§ **Requirement**: The string "icon" appears in some lines of the entries that follow; copy each such line.
--- Given information Enclosed Below ---
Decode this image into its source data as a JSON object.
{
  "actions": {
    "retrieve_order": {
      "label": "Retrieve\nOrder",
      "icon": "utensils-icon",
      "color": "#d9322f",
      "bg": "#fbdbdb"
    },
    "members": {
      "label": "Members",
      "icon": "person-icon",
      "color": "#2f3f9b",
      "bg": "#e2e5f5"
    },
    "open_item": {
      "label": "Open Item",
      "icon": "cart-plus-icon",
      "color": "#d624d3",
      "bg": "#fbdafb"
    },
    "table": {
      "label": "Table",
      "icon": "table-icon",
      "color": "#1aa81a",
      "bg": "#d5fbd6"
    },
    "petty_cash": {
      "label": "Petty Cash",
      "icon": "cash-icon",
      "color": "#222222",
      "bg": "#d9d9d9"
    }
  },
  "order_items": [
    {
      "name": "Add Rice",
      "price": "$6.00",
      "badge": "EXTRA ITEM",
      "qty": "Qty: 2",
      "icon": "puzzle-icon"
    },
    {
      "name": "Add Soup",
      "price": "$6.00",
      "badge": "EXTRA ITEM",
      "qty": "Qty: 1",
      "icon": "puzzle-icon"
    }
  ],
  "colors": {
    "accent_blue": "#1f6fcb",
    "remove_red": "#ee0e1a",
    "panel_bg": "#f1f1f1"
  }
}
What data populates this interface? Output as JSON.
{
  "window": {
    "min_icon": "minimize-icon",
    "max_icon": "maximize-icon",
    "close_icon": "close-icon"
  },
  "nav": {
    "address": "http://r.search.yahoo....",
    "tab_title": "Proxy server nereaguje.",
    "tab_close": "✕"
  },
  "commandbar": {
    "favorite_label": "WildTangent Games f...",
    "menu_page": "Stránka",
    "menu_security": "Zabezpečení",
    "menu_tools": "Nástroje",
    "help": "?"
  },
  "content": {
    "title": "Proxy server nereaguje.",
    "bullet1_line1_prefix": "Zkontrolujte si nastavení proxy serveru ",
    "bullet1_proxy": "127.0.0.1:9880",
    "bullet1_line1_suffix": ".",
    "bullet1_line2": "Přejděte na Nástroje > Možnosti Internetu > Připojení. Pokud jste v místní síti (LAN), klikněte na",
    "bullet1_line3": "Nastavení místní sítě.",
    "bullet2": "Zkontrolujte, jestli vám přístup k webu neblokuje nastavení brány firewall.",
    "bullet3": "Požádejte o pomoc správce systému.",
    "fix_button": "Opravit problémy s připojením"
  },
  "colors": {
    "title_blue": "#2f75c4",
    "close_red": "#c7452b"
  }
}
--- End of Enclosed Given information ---
§ **Task response**:
      "icon": "utensils-icon",
      "icon": "person-icon",
      "icon": "cart-plus-icon",
      "icon": "table-icon",
      "icon": "cash-icon",
      "icon": "puzzle-icon"
      "icon": "puzzle-icon"
    "min_icon": "minimize-icon",
    "max_icon": "maximize-icon",
    "close_icon": "close-icon"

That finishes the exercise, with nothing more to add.